Smith tweeted Friday that he was shocked and disgusted that a colleague would joke about putting him to death for being gay. Smith said Hill should at least apologize to Florida’s LGBTQ community, if not resign.
Florida Democratic Party Executive Director Juan Peñalosa released a statement saying:
“Representative Mike Hill has reinforced his support of hateful and divisive legislation in the Florida legislature with hateful and divisive speech in every-day life.
“As a gay man and a Christian, my stomach turns to hear elected leaders who think it’s acceptable to make jokes about putting people like me to death in the name of Jesus. And as a Floridian, I’m outraged that he has been elected to office.
“I am calling on Representative Hill to apologize and for the Governor and the leaders of the Florida GOP to disavow his remarks,” Peñalosa went on. “I also hope Mr. Hill’s spiritual leader has a long conversation with him to remind him the teachings of our Lord – and if he doesn’t have one, I’m happy to introduce him to my Pastor.”

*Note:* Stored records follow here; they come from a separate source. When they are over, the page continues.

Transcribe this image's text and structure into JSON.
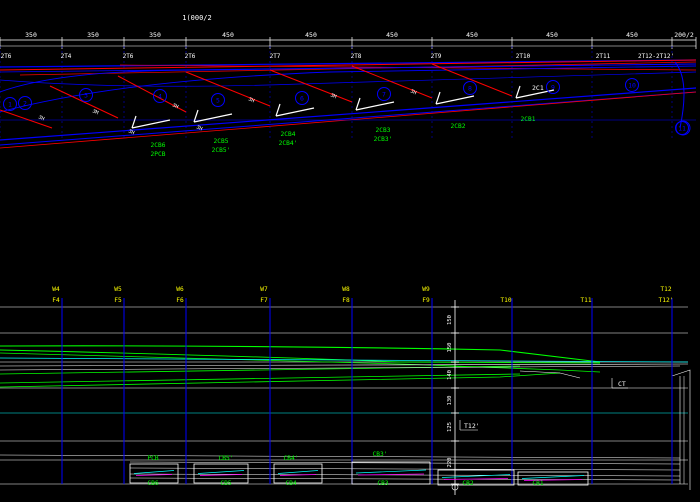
{
  "top_drawing": {
    "title": "1(000/2",
    "dimensions": [
      "350",
      "350",
      "350",
      "450",
      "450",
      "450",
      "450",
      "450",
      "450",
      "200/2"
    ],
    "grid_labels": [
      "2T6",
      "2T4",
      "2T6",
      "2T6",
      "2T7",
      "2T8",
      "2T9",
      "2T10",
      "2T11",
      "2T12-2T12'"
    ],
    "circle_numbers": [
      "1",
      "2",
      "3",
      "4",
      "5",
      "6",
      "7",
      "8",
      "9",
      "10",
      "11"
    ],
    "brace_labels": [
      {
        "line1": "2CB6",
        "line2": "2PCB"
      },
      {
        "line1": "2CB5",
        "line2": "2CB5'"
      },
      {
        "line1": "2CB4",
        "line2": "2CB4'"
      },
      {
        "line1": "2CB3",
        "line2": "2CB3'"
      },
      {
        "line1": "2CB2",
        "line2": ""
      },
      {
        "line1": "2CB1",
        "line2": ""
      }
    ],
    "extra_label": "2C1",
    "slope_labels": [
      "3H",
      "3M",
      "3H",
      "3H",
      "3M",
      "3H",
      "3H",
      "3H"
    ],
    "colors": {
      "axis": "#0000ff",
      "beam": "#ff0000",
      "dim": "#ffffff",
      "brace": "#00ff00"
    }
  },
  "bottom_drawing": {
    "axis_top": [
      "W4",
      "W5",
      "W6",
      "W7",
      "W8",
      "W9",
      "",
      "",
      "T12"
    ],
    "axis_bottom": [
      "F4",
      "F5",
      "F6",
      "F7",
      "F8",
      "F9",
      "T10",
      "T11",
      "T12'"
    ],
    "vertical_dims": [
      "150",
      "150",
      "140",
      "130",
      "125",
      "220"
    ],
    "labels": {
      "ct": "CT",
      "t12p": "T12'"
    },
    "segment_top_labels": [
      "PCB",
      "CB5'",
      "CB4'",
      "CB3'"
    ],
    "segment_bottom_labels": [
      "CB6",
      "CB5",
      "CB4",
      "CB3",
      "CB2",
      "CB1"
    ],
    "colors": {
      "axis": "#0000ff",
      "chord": "#00ff00",
      "cyan": "#00ffff",
      "magenta": "#ff00ff",
      "line": "#ffffff",
      "label": "#ffff00"
    }
  }
}
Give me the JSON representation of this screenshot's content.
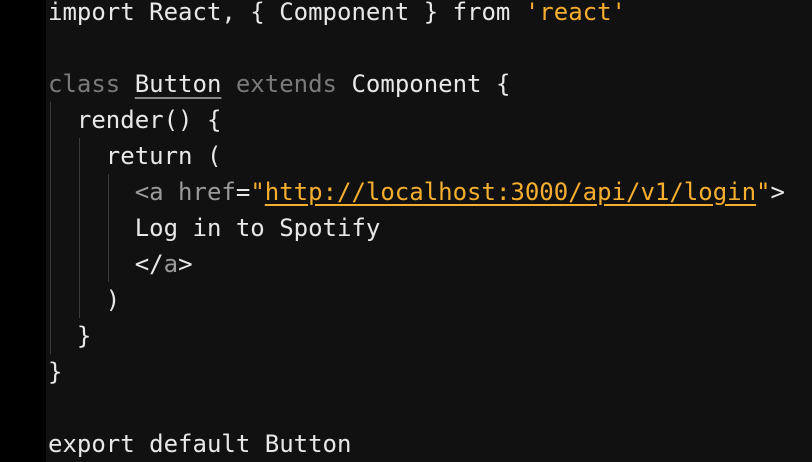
{
  "editor": {
    "line1": {
      "kw_import": "import",
      "rest": " React, { Component } from ",
      "module": "'react'"
    },
    "line3": {
      "kw_class": "class",
      "class_name": "Button",
      "kw_extends": "extends",
      "rest": " Component {"
    },
    "line4": {
      "text": "  render() {"
    },
    "line5": {
      "text": "    return ("
    },
    "line6": {
      "indent": "      ",
      "open_bracket": "<",
      "tag_name": "a",
      "attr_name": " href",
      "equals": "=",
      "quote_open": "\"",
      "url": "http://localhost:3000/api/v1/login",
      "quote_close": "\"",
      "close_bracket": ">"
    },
    "line7": {
      "text": "      Log in to Spotify"
    },
    "line8": {
      "indent": "      ",
      "open_bracket": "</",
      "tag_name": "a",
      "close_bracket": ">"
    },
    "line9": {
      "text": "    )"
    },
    "line10": {
      "text": "  }"
    },
    "line11": {
      "text": "}"
    },
    "line13": {
      "text": "export default Button"
    }
  },
  "colors": {
    "background": "#111111",
    "gutter": "#000000",
    "text": "#e8e8e8",
    "string": "#f5ae2e",
    "muted": "#7a7a7a"
  }
}
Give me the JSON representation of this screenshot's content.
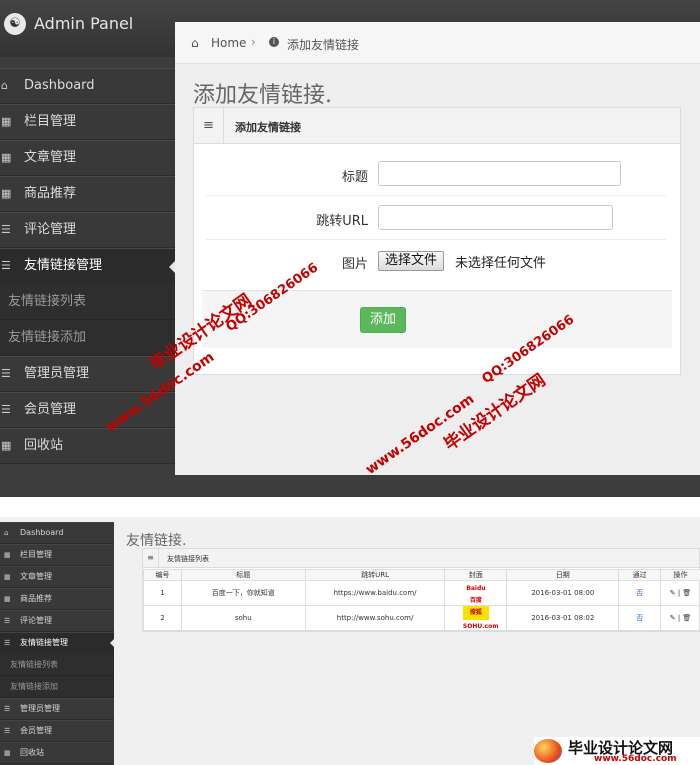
{
  "top": {
    "brand": "Admin Panel",
    "sidebar": {
      "items": [
        {
          "label": "Dashboard",
          "icon": "home-icon"
        },
        {
          "label": "栏目管理",
          "icon": "grid-icon"
        },
        {
          "label": "文章管理",
          "icon": "grid-icon"
        },
        {
          "label": "商品推荐",
          "icon": "grid-icon"
        },
        {
          "label": "评论管理",
          "icon": "list-icon"
        },
        {
          "label": "友情链接管理",
          "icon": "list-icon",
          "active": true
        }
      ],
      "subitems": [
        "友情链接列表",
        "友情链接添加"
      ],
      "items_after": [
        {
          "label": "管理员管理",
          "icon": "list-icon"
        },
        {
          "label": "会员管理",
          "icon": "list-icon"
        },
        {
          "label": "回收站",
          "icon": "grid-icon"
        }
      ]
    },
    "breadcrumb": {
      "home": "Home",
      "current": "添加友情链接"
    },
    "page_title": "添加友情链接.",
    "panel_title": "添加友情链接",
    "form": {
      "title_label": "标题",
      "url_label": "跳转URL",
      "image_label": "图片",
      "file_button": "选择文件",
      "file_status": "未选择任何文件",
      "submit": "添加"
    }
  },
  "bottom": {
    "sidebar": {
      "items": [
        {
          "label": "Dashboard"
        },
        {
          "label": "栏目管理"
        },
        {
          "label": "文章管理"
        },
        {
          "label": "商品推荐"
        },
        {
          "label": "评论管理"
        },
        {
          "label": "友情链接管理"
        }
      ],
      "subitems": [
        "友情链接列表",
        "友情链接添加"
      ],
      "items_after": [
        {
          "label": "管理员管理"
        },
        {
          "label": "会员管理"
        },
        {
          "label": "回收站"
        }
      ]
    },
    "page_title": "友情链接.",
    "panel_title": "友情链接列表",
    "table": {
      "headers": [
        "编号",
        "标题",
        "跳转URL",
        "封面",
        "日期",
        "通过",
        "操作"
      ],
      "rows": [
        {
          "id": "1",
          "title": "百度一下，你就知道",
          "url": "https://www.baidu.com/",
          "cover": "Baidu百度",
          "date": "2016-03-01 08:00",
          "approved": "否",
          "ops": "✎ | 🗑"
        },
        {
          "id": "2",
          "title": "sohu",
          "url": "http://www.sohu.com/",
          "cover": "搜狐 SOHU.com",
          "date": "2016-03-01 08:02",
          "approved": "否",
          "ops": "✎ | 🗑"
        }
      ]
    }
  },
  "watermarks": {
    "site_name": "毕业设计论文网",
    "domain": "www.56doc.com",
    "qq": "QQ:306826066"
  }
}
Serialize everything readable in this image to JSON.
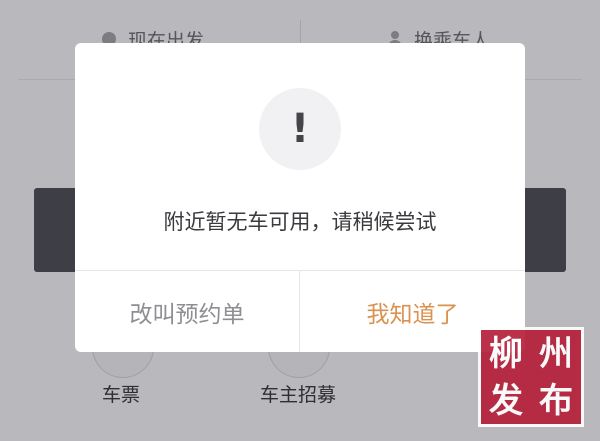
{
  "background": {
    "top_left_label": "现在出发",
    "top_right_label": "换乘车人",
    "bottom_items": [
      {
        "label": "车票"
      },
      {
        "label": "车主招募"
      }
    ]
  },
  "dialog": {
    "icon": "exclamation-icon",
    "icon_glyph": "!",
    "message": "附近暂无车可用，请稍候尝试",
    "secondary_button": "改叫预约单",
    "primary_button": "我知道了",
    "primary_color": "#d9924f"
  },
  "watermark": {
    "chars": [
      "柳",
      "州",
      "发",
      "布"
    ],
    "color": "#b5203a"
  }
}
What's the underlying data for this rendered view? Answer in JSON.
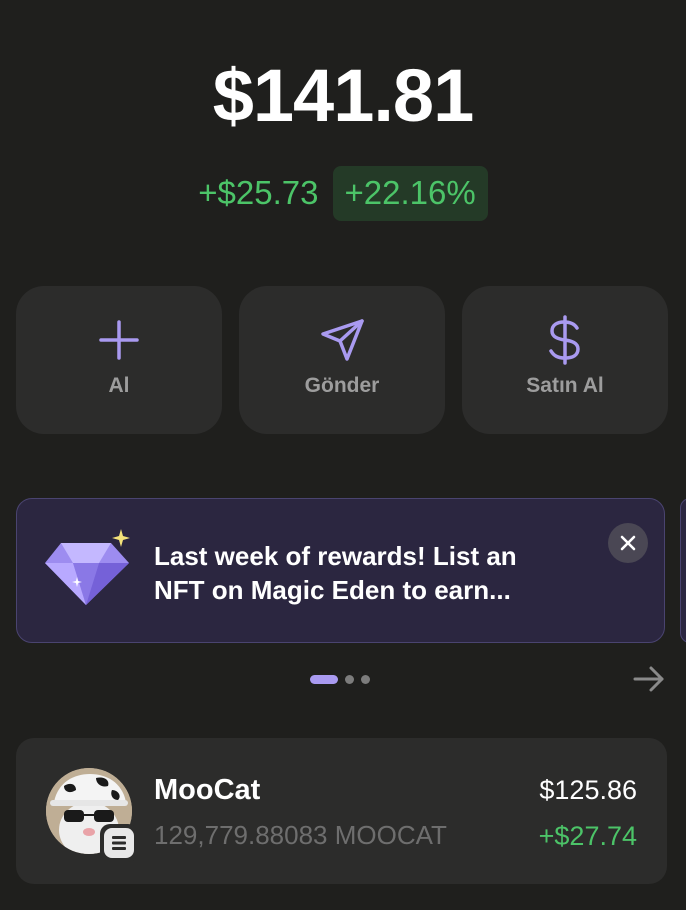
{
  "wallet": {
    "balance": "$141.81",
    "change_amount": "+$25.73",
    "change_percent": "+22.16%"
  },
  "actions": [
    {
      "label": "Al",
      "icon": "plus-icon"
    },
    {
      "label": "Gönder",
      "icon": "send-icon"
    },
    {
      "label": "Satın Al",
      "icon": "dollar-icon"
    }
  ],
  "promo": {
    "text": "Last week of rewards! List an NFT on Magic Eden to earn...",
    "icon": "diamond-icon",
    "carousel_page": 1,
    "carousel_total": 3
  },
  "tokens": [
    {
      "name": "MooCat",
      "amount": "129,779.88083 MOOCAT",
      "value": "$125.86",
      "change": "+$27.74"
    }
  ],
  "colors": {
    "background": "#1f1f1d",
    "accent": "#a99af0",
    "positive": "#4cc468",
    "card": "#2c2c2b"
  }
}
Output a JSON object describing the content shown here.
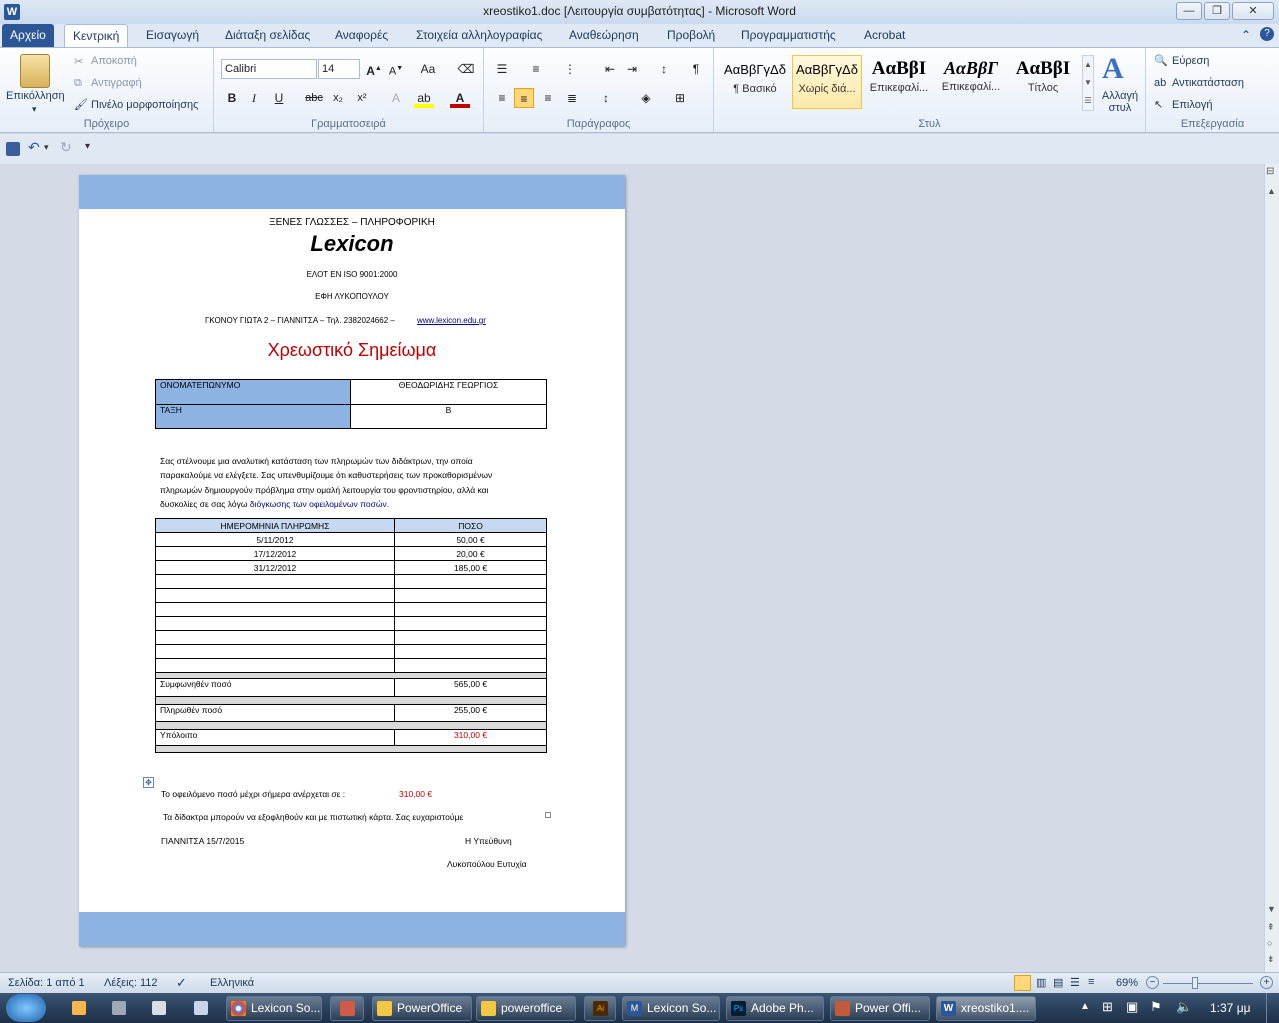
{
  "titlebar": {
    "title": "xreostiko1.doc [Λειτουργία συμβατότητας] - Microsoft Word",
    "min": "—",
    "max": "❐",
    "close": "✕"
  },
  "tabs": [
    "Αρχείο",
    "Κεντρική",
    "Εισαγωγή",
    "Διάταξη σελίδας",
    "Αναφορές",
    "Στοιχεία αλληλογραφίας",
    "Αναθεώρηση",
    "Προβολή",
    "Προγραμματιστής",
    "Acrobat"
  ],
  "ribbon": {
    "clipboard": {
      "paste": "Επικόλληση",
      "cut": "Αποκοπή",
      "copy": "Αντιγραφή",
      "format_painter": "Πινέλο μορφοποίησης",
      "label": "Πρόχειρο"
    },
    "font": {
      "name": "Calibri",
      "size": "14",
      "label": "Γραμματοσειρά"
    },
    "paragraph": {
      "label": "Παράγραφος"
    },
    "styles": {
      "items": [
        {
          "sample": "ΑαΒβΓγΔδ",
          "name": "¶ Βασικό"
        },
        {
          "sample": "ΑαΒβΓγΔδ",
          "name": "Χωρίς διά..."
        },
        {
          "sample": "ΑαΒβΙ",
          "name": "Επικεφαλί..."
        },
        {
          "sample": "ΑαΒβΓ",
          "name": "Επικεφαλί..."
        },
        {
          "sample": "ΑαΒβΙ",
          "name": "Τίτλος"
        }
      ],
      "change": "Αλλαγή στυλ",
      "label": "Στυλ"
    },
    "editing": {
      "find": "Εύρεση",
      "replace": "Αντικατάσταση",
      "select": "Επιλογή",
      "label": "Επεξεργασία"
    }
  },
  "doc": {
    "header1": "ΞΕΝΕΣ ΓΛΩΣΣΕΣ – ΠΛΗΡΟΦΟΡΙΚΗ",
    "brand": "Lexicon",
    "cert": "ΕΛΟΤ ΕΝ ISO 9001:2000",
    "owner": "ΕΦΗ ΛΥΚΟΠΟΥΛΟΥ",
    "address": "ΓΚΟΝΟΥ ΓΙΩΤΑ 2 – ΓΙΑΝΝΙΤΣΑ – Τηλ. 2382024662 –",
    "website": "www.lexicon.edu.gr",
    "title": "Χρεωστικό Σημείωμα",
    "info_rows": [
      {
        "label": "ΟΝΟΜΑΤΕΠΩΝΥΜΟ",
        "value": "ΘΕΟΔΩΡΙΔΗΣ ΓΕΩΡΓΙΟΣ"
      },
      {
        "label": "ΤΑΞΗ",
        "value": "Β"
      }
    ],
    "paragraph_lines": [
      "Σας στέλνουμε μια αναλυτική κατάσταση των πληρωμών των διδάκτρων, την οποία",
      "παρακαλούμε να ελέγξετε. Σας υπενθυμίζουμε ότι καθυστερήσεις των προκαθορισμένων",
      "πληρωμών δημιουργούν πρόβλημα στην ομαλή λειτουργία του φροντιστηρίου, αλλά και",
      "δυσκολίες σε σας λόγω"
    ],
    "paragraph_link": "διόγκωσης των οφειλομένων ποσών",
    "payments_header": {
      "date": "ΗΜΕΡΟΜΗΝΙΑ ΠΛΗΡΩΜΗΣ",
      "amount": "ΠΟΣΟ"
    },
    "payments": [
      {
        "date": "5/11/2012",
        "amount": "50,00 €"
      },
      {
        "date": "17/12/2012",
        "amount": "20,00 €"
      },
      {
        "date": "31/12/2012",
        "amount": "185,00 €"
      },
      {
        "date": "",
        "amount": ""
      },
      {
        "date": "",
        "amount": ""
      },
      {
        "date": "",
        "amount": ""
      },
      {
        "date": "",
        "amount": ""
      },
      {
        "date": "",
        "amount": ""
      },
      {
        "date": "",
        "amount": ""
      },
      {
        "date": "",
        "amount": ""
      }
    ],
    "agreed_label": "Συμφωνηθέν ποσό",
    "agreed_value": "565,00 €",
    "paid_label": "Πληρωθέν ποσό",
    "paid_value": "255,00 €",
    "balance_label": "Υπόλοιπο",
    "balance_value": "310,00 €",
    "owed_text": "Το οφειλόμενο ποσό μέχρι σήμερα ανέρχεται σε :",
    "owed_value": "310,00 €",
    "card_text": "Τα δίδακτρα μπορούν να εξοφληθούν και με πιστωτική κάρτα.   Σας ευχαριστούμε",
    "place_date": "ΓΙΑΝΝΙΤΣΑ  15/7/2015",
    "responsible": "Η  Υπεύθυνη",
    "signature": "Λυκοπούλου Ευτυχία"
  },
  "status": {
    "page": "Σελίδα: 1 από 1",
    "words": "Λέξεις: 112",
    "lang": "Ελληνικά",
    "zoom": "69%"
  },
  "taskbar": {
    "items": [
      "Lexicon So...",
      "",
      "PowerOffice",
      "poweroffice",
      "",
      "Lexicon So...",
      "Adobe Ph...",
      "Power Offi...",
      "xreostiko1...."
    ],
    "time": "1:37 μμ"
  },
  "colors": {
    "accent": "#2b5797",
    "band": "#8db3e2",
    "title_red": "#c00000",
    "link": "#000080"
  }
}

Equality Florida, the state’s largest LGBTQ rights advocacy organization, called Hill’s comments and laughter, “a shocking display of homophobic bias” and “reckless and bigoted statements.”
“Words matter. The comments made by Representative Mike Hill this week are both deeply disturbing and dangerous,” said Brandon Wolf, a Pulse massacre survivor and Equality Florida media relations manager, in a written statement. “Representative Hill should be embarrassed and ashamed for laughing along with the suggestion that he file legislation requiring the execution of LGBTQ people.
Wolf noted that the third anniversary is just 13 days away for the horrific massacre at Pulse, the then-popular Orlando gay nightclub, in which 49 people were killed by a gays-hating, ISIS-pledging madman.
“We live in a diverse and inclusive state where the overwhelming majority of Floridians agree that no one should be discriminated against based on who they are or who they love,” Wolf said.
“In less than two weeks our community prepares to mark three years since Pulse, the most deadly attack on LGBTQ people in this nation’s history, and we have never been more aware of how degrading and dehumanizing LGBTQ people causes harm.”
In some sense, however, Hill’s political m.o. is to court controversy.
As the PNJ pointed out this week: “As part of his re-election campaign, Hill announced that he would work to bring President Donald Trump’s Hollywood Walk of Fame star, which was twice destroyed by vandals, to Pensacola.
Following his 2018 campaign, “Hill was condemned by the Republican Liberty Caucus of Florida, which endorsed Hill in 2016 during his bid to win a seat in the Florida Senate, for ‘horrendous personal attacks’ against his opponent Rebekah Bydlak and called his conduct ‘deceitful, inappropriate and ungentlemanlike.’ “
And, at the same May meeting where Hill had his exchange, the paper noted that he said “all three of his most controversial bills — the bill to repeal Florida’s new gun control provisions that passed in the wake of the Parkland school massacre, an expanded abortion ban and a bill to protect monuments that includes Confederate monuments — will be coming back next year.”
Now an insurance agent, he graduated from the U.S. Air Force Academy graduate in 1980, then went to get an MBA from the University of West Florida and received an “Honorary Doctorate” from Pensacola Christian Academy, according to his Florida House bio.
He was an Air Force Captain 1980-90, gaining the Air Force’s Achievement Medal, Commendation Medal, Organizational Excellence Award, and was named Armament Division, Company Grade, Officer of the Year in 1988.
Hill — married to Greta Hill — identifies as “Evangelical Christian,” the House bio says, and claims “classical and jazz music, reading (and) sailing” as avocations.
The past president of the Northwest Florida Tea Party first came to the House via a special election in 2013 to House District 2, which he vacated to run for state Senate three years later. He lost the GOP primary to the current officeholder, Doug Broxson.
Hill came back in 2018 to win House District 1, the seat he now holds.